Appendicitis is defined as in- flammation of the appendix.
This condition is common, yet notoriously difficult to diagnose. This diagnosis can be associated with a variety of severe consequences and should be regarded as a clinical emergency.
The appendix is a blind-ending luminal structure that arises from the caecum. The average length of the appendix is 8-10cm. Several lymphoid follicles are scattered in its mucosa. These follicles increase in number between eight and 20 years of age.
The intra-abdominal position of the appendix varies from the right upper quadrant to the suprapubic region, which explains the different ways in which the condition presents. The appendix is most classically found in the right iliac fossa (RIF) and is retroperitoneal in two-thirds of patients.
The lifetime incidence of appendicitis is 6 per cent and 70,000 appendectomies are carried out every year in the UK. Men have a slightly higher lifetime risk of appendicitis than women and there is a slightly increased risk associated with western living, possibly due to a low-fibre diet. A small familial predisposition exists. The incidence of appendicitis gradually increases from birth, peaks in the late teens and declines with increasing age.
The pathophysiology of acute appendicitis begins with obstruction of the lumen of the appendix. A particularly common cause of this is a faecalith, lumps of inspissated faeces that can be found in the lumen of the appendix.
Another common cause is lymphoid hyperplasia. This is associated with various disorders including Crohn's disease, gastroenteritis, amoebiasis, measles, mono- nucleosis and many other viral illnesses. For this reason, it is a particularly common cause of appendicitis in childhood.
Another significant cause of appendicitis in the older age groups is neoplastic processes around the base of the appendix, causing obstruction. Less common causes include bacteria (including yersinia and histoplasma), parasites (such as schistosome species and pinworms) and TB.
Congenital disorders of appendix anatomy are extremely rare but are occasionally reported as causing appendicitis.

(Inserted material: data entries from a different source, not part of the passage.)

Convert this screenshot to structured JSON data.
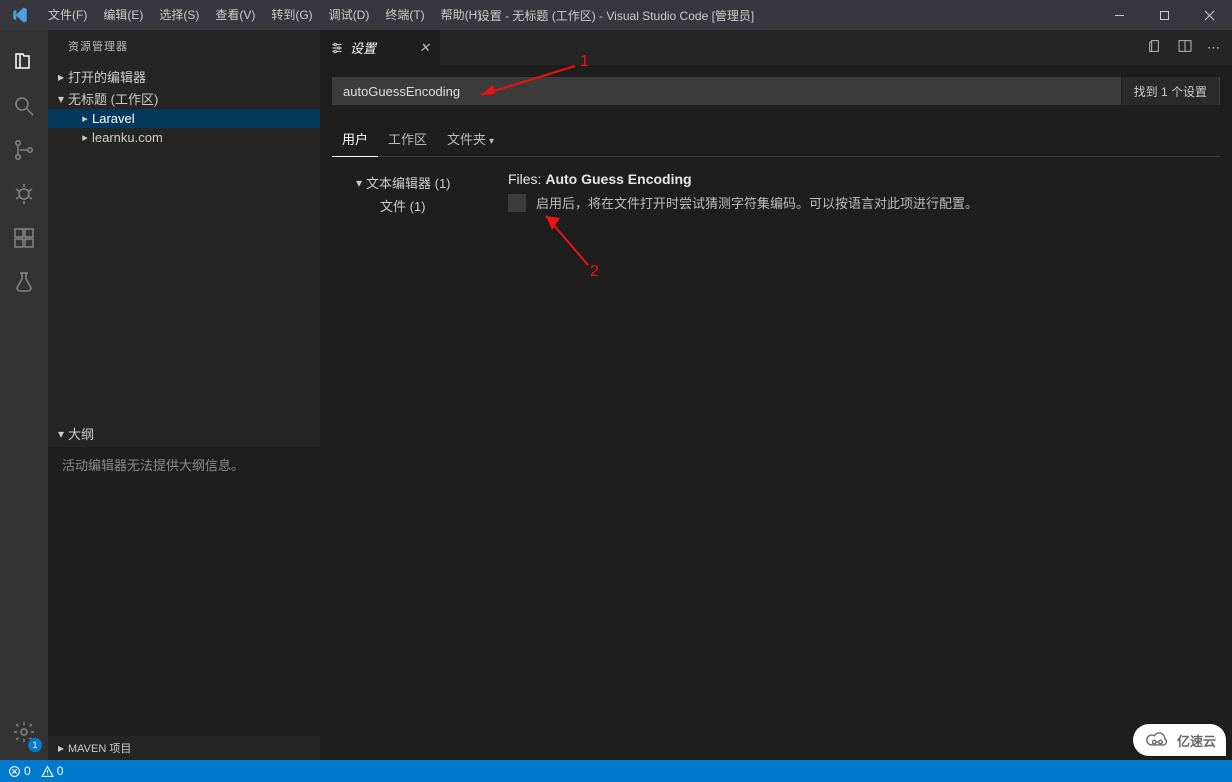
{
  "title_bar": {
    "menus": [
      "文件(F)",
      "编辑(E)",
      "选择(S)",
      "查看(V)",
      "转到(G)",
      "调试(D)",
      "终端(T)",
      "帮助(H)"
    ],
    "window_title": "设置 - 无标题 (工作区) - Visual Studio Code [管理员]"
  },
  "activity": {
    "gear_badge": "1"
  },
  "sidebar": {
    "title": "资源管理器",
    "sections": {
      "open_editors": "打开的编辑器",
      "workspace": "无标题 (工作区)"
    },
    "items": [
      "Laravel",
      "learnku.com"
    ],
    "outline_header": "大纲",
    "outline_empty": "活动编辑器无法提供大纲信息。",
    "maven": "MAVEN 项目"
  },
  "editor": {
    "tab_label": "设置",
    "search_value": "autoGuessEncoding",
    "search_result": "找到 1 个设置",
    "scope_tabs": [
      "用户",
      "工作区",
      "文件夹"
    ],
    "toc": {
      "group": "文本编辑器 (1)",
      "sub": "文件 (1)"
    },
    "setting": {
      "prefix": "Files: ",
      "name": "Auto Guess Encoding",
      "desc": "启用后，将在文件打开时尝试猜测字符集编码。可以按语言对此项进行配置。"
    }
  },
  "status": {
    "errors": "0",
    "warnings": "0"
  },
  "annotations": {
    "a1": "1",
    "a2": "2"
  },
  "watermark": "亿速云"
}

Whatever the cause of the obstruction to the appendiceal lumen, the result is an increase in luminal pressure due to continued secretion of fluids from the appendix mucosa and the stagnation of faecal material and bacterial overgrowth. This leads to an influx of white blood cells and the formation of pus.
If this …